Before programming the motion controller with the complex mathematics needed to track Hawkeye’s concrete forms, Schmidgall tested these numerical methods by using Delta’s simulator embedded in its motion control software. He generated sample points for the moves and then watched the simulator graph out the target and actual positions. He started by tracking simple shapes, and then added features. To track the motion around a square, for example, Schmidgall started with a consistent linear speed, and then slowed down the motion near the corners of the box, still just using the simulator. Though he’d never done complex motion control programming before, Schmidgall says he simulated all of the system’s motions onscreen. Once he got the machine and motion controller hooked up on the plant floor, it only needed to be tuned.

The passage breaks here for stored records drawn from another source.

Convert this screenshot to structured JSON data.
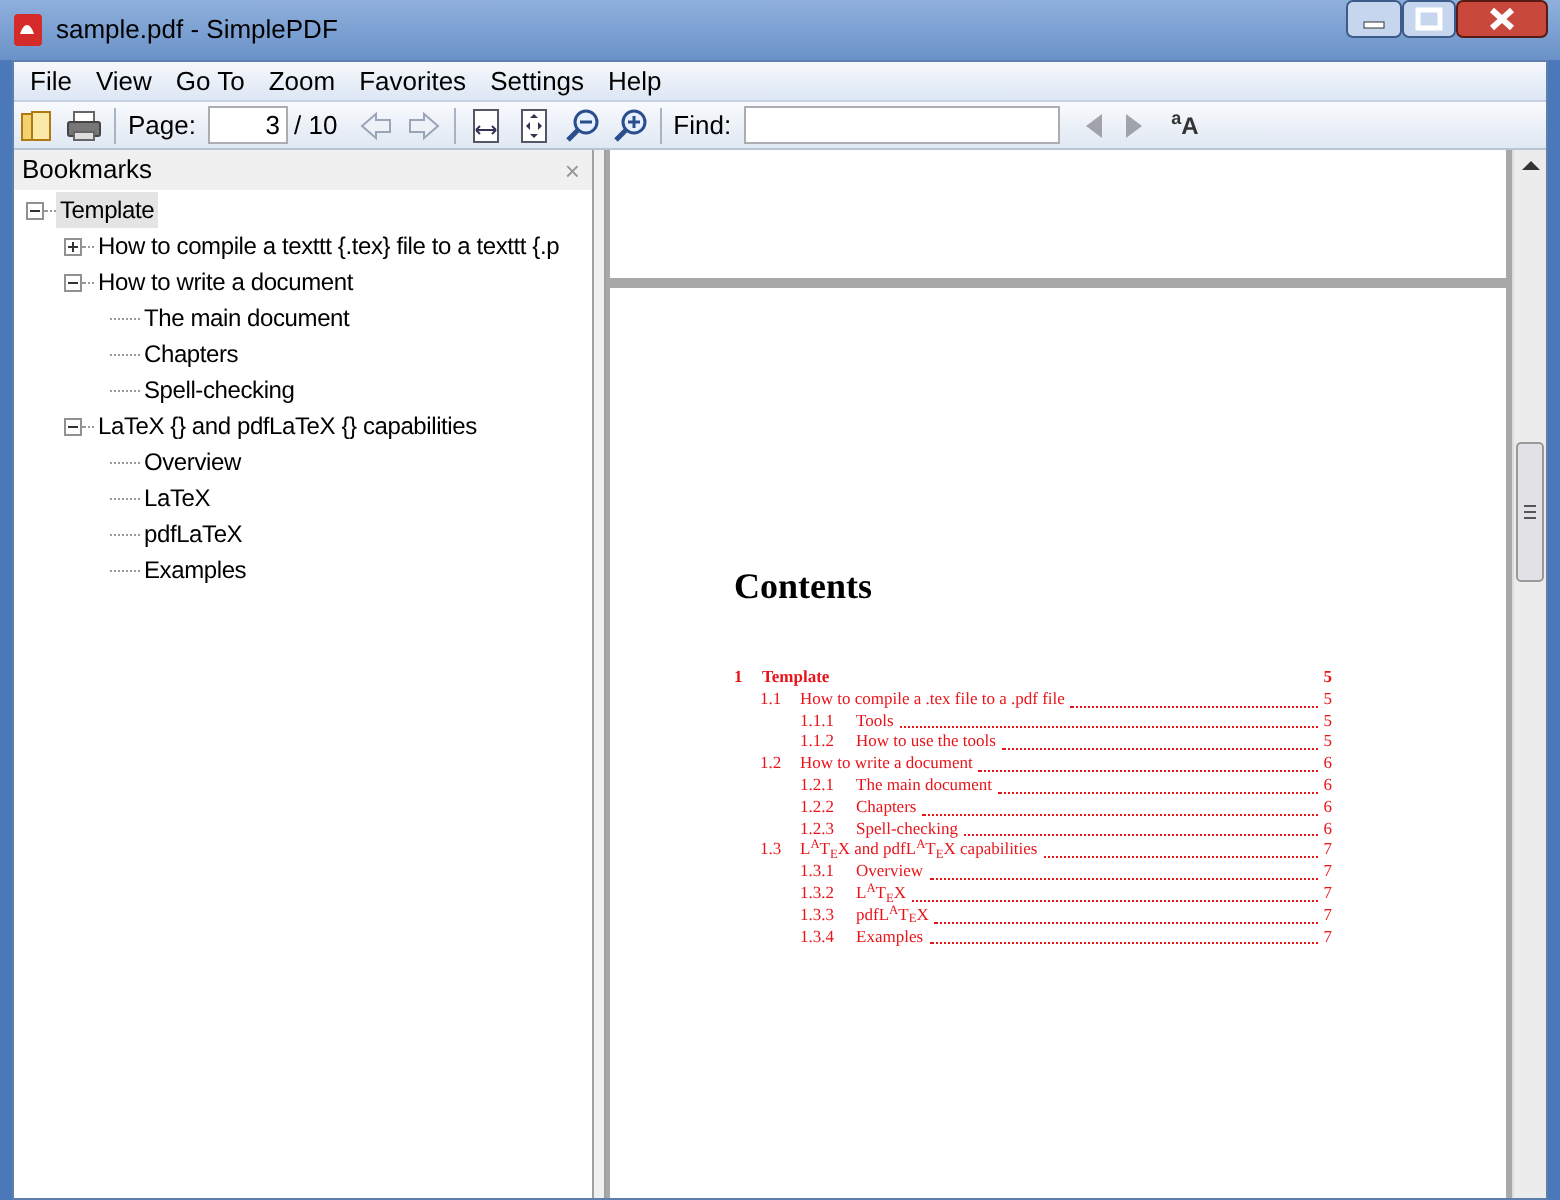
{
  "window": {
    "title": "sample.pdf - SimplePDF"
  },
  "menu": [
    "File",
    "View",
    "Go To",
    "Zoom",
    "Favorites",
    "Settings",
    "Help"
  ],
  "toolbar": {
    "page_label": "Page:",
    "page_value": "3",
    "page_total": "/ 10",
    "find_label": "Find:",
    "case_button": "$^{a}$A"
  },
  "bookmarks": {
    "title": "Bookmarks",
    "close": "×",
    "items": [
      {
        "label": "Template",
        "expanded": true,
        "selected": true,
        "children": [
          {
            "label": "How to compile a texttt {.tex} file to a texttt {.p",
            "expanded": false,
            "selected": false
          },
          {
            "label": "How to write a document",
            "expanded": true,
            "selected": false,
            "children": [
              {
                "label": "The main document",
                "selected": false
              },
              {
                "label": "Chapters",
                "selected": false
              },
              {
                "label": "Spell-checking",
                "selected": false
              }
            ]
          },
          {
            "label": "LaTeX {} and pdfLaTeX {} capabilities",
            "expanded": true,
            "selected": false,
            "children": [
              {
                "label": "Overview",
                "selected": false
              },
              {
                "label": "LaTeX",
                "selected": false
              },
              {
                "label": "pdfLaTeX",
                "selected": false
              },
              {
                "label": "Examples",
                "selected": false
              }
            ]
          }
        ]
      }
    ]
  },
  "document": {
    "heading": "Contents",
    "toc": [
      {
        "kind": "chapter",
        "number": "1",
        "title": "Template",
        "page": "5"
      },
      {
        "kind": "section",
        "number": "1.1",
        "title": "How to compile a .tex file to a .pdf file",
        "page": "5"
      },
      {
        "kind": "subsection",
        "number": "1.1.1",
        "title": "Tools",
        "page": "5"
      },
      {
        "kind": "subsection",
        "number": "1.1.2",
        "title": "How to use the tools",
        "page": "5"
      },
      {
        "kind": "section",
        "number": "1.2",
        "title": "How to write a document",
        "page": "6"
      },
      {
        "kind": "subsection",
        "number": "1.2.1",
        "title": "The main document",
        "page": "6"
      },
      {
        "kind": "subsection",
        "number": "1.2.2",
        "title": "Chapters",
        "page": "6"
      },
      {
        "kind": "subsection",
        "number": "1.2.3",
        "title": "Spell-checking",
        "page": "6"
      },
      {
        "kind": "section",
        "number": "1.3",
        "title": "L$^{A}$T$_{E}$X and pdfL$^{A}$T$_{E}$X capabilities",
        "page": "7"
      },
      {
        "kind": "subsection",
        "number": "1.3.1",
        "title": "Overview",
        "page": "7"
      },
      {
        "kind": "subsection",
        "number": "1.3.2",
        "title": "L$^{A}$T$_{E}$X",
        "page": "7"
      },
      {
        "kind": "subsection",
        "number": "1.3.3",
        "title": "pdfL$^{A}$T$_{E}$X",
        "page": "7"
      },
      {
        "kind": "subsection",
        "number": "1.3.4",
        "title": "Examples",
        "page": "7"
      }
    ]
  }
}
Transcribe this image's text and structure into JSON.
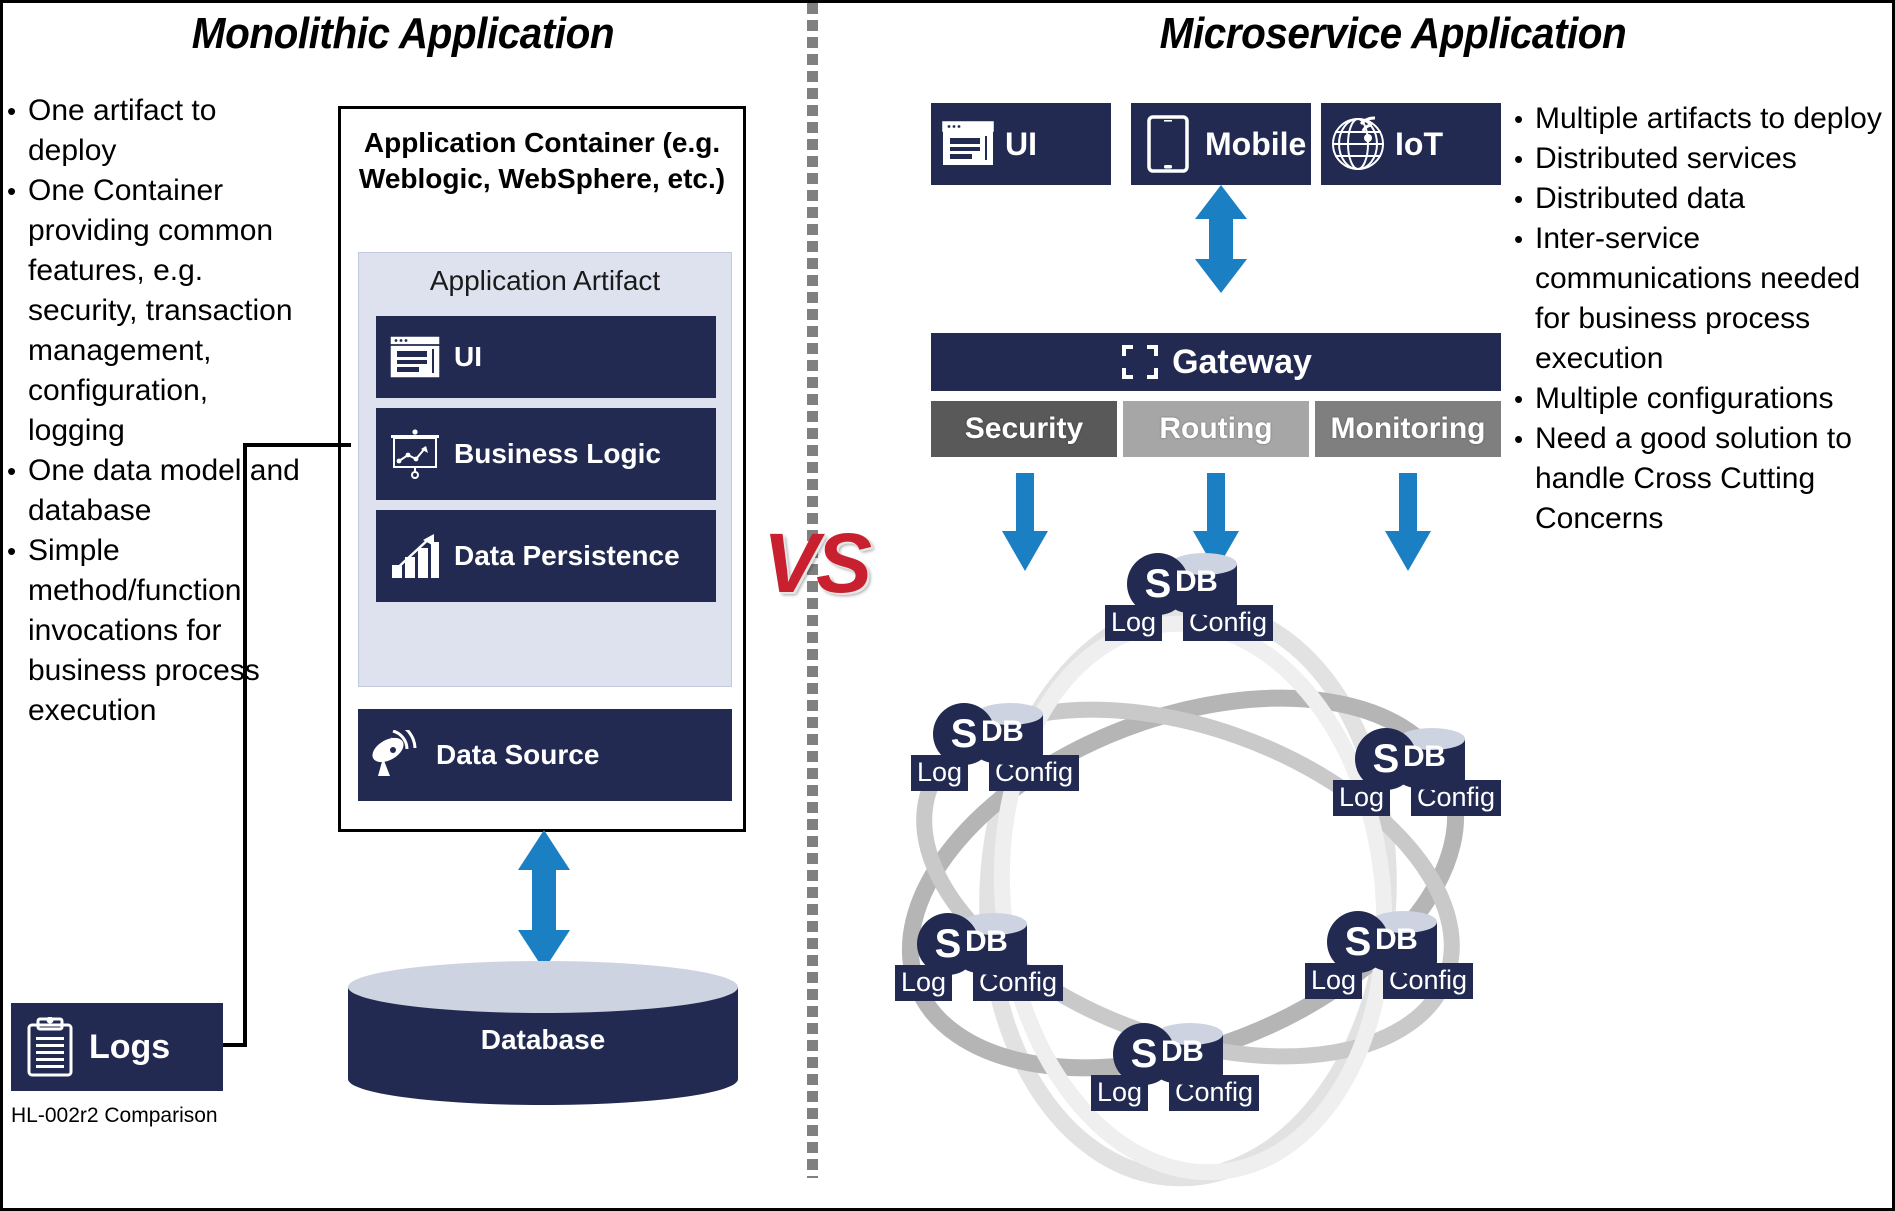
{
  "panels": {
    "left_title": "Monolithic Application",
    "right_title": "Microservice Application"
  },
  "colors": {
    "navy": "#222A52",
    "artifact_bg": "#DDE2EE",
    "blue_arrow": "#1B7FC4",
    "security_gray": "#595959",
    "routing_gray": "#A6A6A6",
    "monitoring_gray": "#7F7F7F",
    "divider_gray": "#808080",
    "vs_red": "#C8202E"
  },
  "left": {
    "bullets": [
      "One artifact to deploy",
      "One Container providing common features, e.g. security, transaction management, configuration, logging",
      "One data model and database",
      "Simple method/function invocations for business process execution"
    ],
    "container_title": "Application Container (e.g. Weblogic, WebSphere, etc.)",
    "artifact_title": "Application Artifact",
    "blocks": [
      {
        "label": "UI",
        "icon": "browser-window-icon"
      },
      {
        "label": "Business Logic",
        "icon": "presentation-chart-icon"
      },
      {
        "label": "Data Persistence",
        "icon": "bar-chart-growth-icon"
      },
      {
        "label": "Data Source",
        "icon": "satellite-dish-icon"
      }
    ],
    "database_label": "Database",
    "logs_label": "Logs",
    "caption": "HL-002r2 Comparison"
  },
  "center": {
    "vs_label": "VS"
  },
  "right": {
    "bullets": [
      "Multiple artifacts to deploy",
      "Distributed services",
      "Distributed data",
      "Inter-service communications needed for business process execution",
      "Multiple configurations",
      "Need a good solution to handle Cross Cutting Concerns"
    ],
    "channels": [
      {
        "label": "UI",
        "icon": "browser-window-icon"
      },
      {
        "label": "Mobile",
        "icon": "tablet-device-icon"
      },
      {
        "label": "IoT",
        "icon": "globe-wifi-icon"
      }
    ],
    "gateway_label": "Gateway",
    "gateway_icon": "crop-frame-icon",
    "gateway_features": [
      "Security",
      "Routing",
      "Monitoring"
    ],
    "service_node": {
      "service_letter": "S",
      "db_label": "DB",
      "log_label": "Log",
      "config_label": "Config"
    },
    "service_count": 6
  }
}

Plotting Motion

Figure 3
A motion plot shows axis position and velocity on the vertical scale versus time on the horizontal scale. The black line shows target chute axis position; green is actual position; gray is target chute velocity; and yellow/brown is actual velocity. Remaining lines depict radial axis, which is moving only slightly. When the motion system is tuned correctly, the plot lines showing actual position and velocity overlay the plots of the target values.
Photograph courtesy of Hawkeye Group

“The machine’s PLC previously had to make all the required adjustments, but now it just tells the Delta motion controller that the machine needs to make a 10x6 ft box,” says Schmigdall. “Then the controller’s software connects 64 dot points and does the trigonometry to figure out the angles and timing to get the machine into the right positions at the right speed. One of the motion controller’s main advantages is its simulation and graphing ability. Using our old system, I had no way of monitoring the machine’s motion, so there was no way to tell if it was tuned precisely. Now, not only was I able to know when the system was well-tuned, but I could use the system graphs to show my progress with the project (Figure 3).” In addition, Hawkeye’s new system has a modem for remote programming and maintenance, which Schmidgall or other users can access to diagnose system problems remotely or do fine tuning.

“Most importantly, calculating cycle times faster means we can track box forms faster, and this allows us to make layers as thin as 3 in., which we can fill, vibrate, and compact twice, and still do it more quickly than one 6-in. layer,” says Schmidgall. “Despite the variance in the different forms we’re filling, I think we’re operating about 10% faster overall, and the thinner layer also means we’re making better quality concrete.”

Schmidgall adds that he and Hawkeye learned several lessons from their VUP upgrade project. First, hydraulics can perform more effectively than electric motors when heavy loads must be precisely positioned. Second, simulating motion and related requirements before building a machine system can shorten development time. And third, using control system modules tailored to specific tasks, such as electro-hyrdaulic motions controllers with math capabilities, delivers the greatest functonality and value.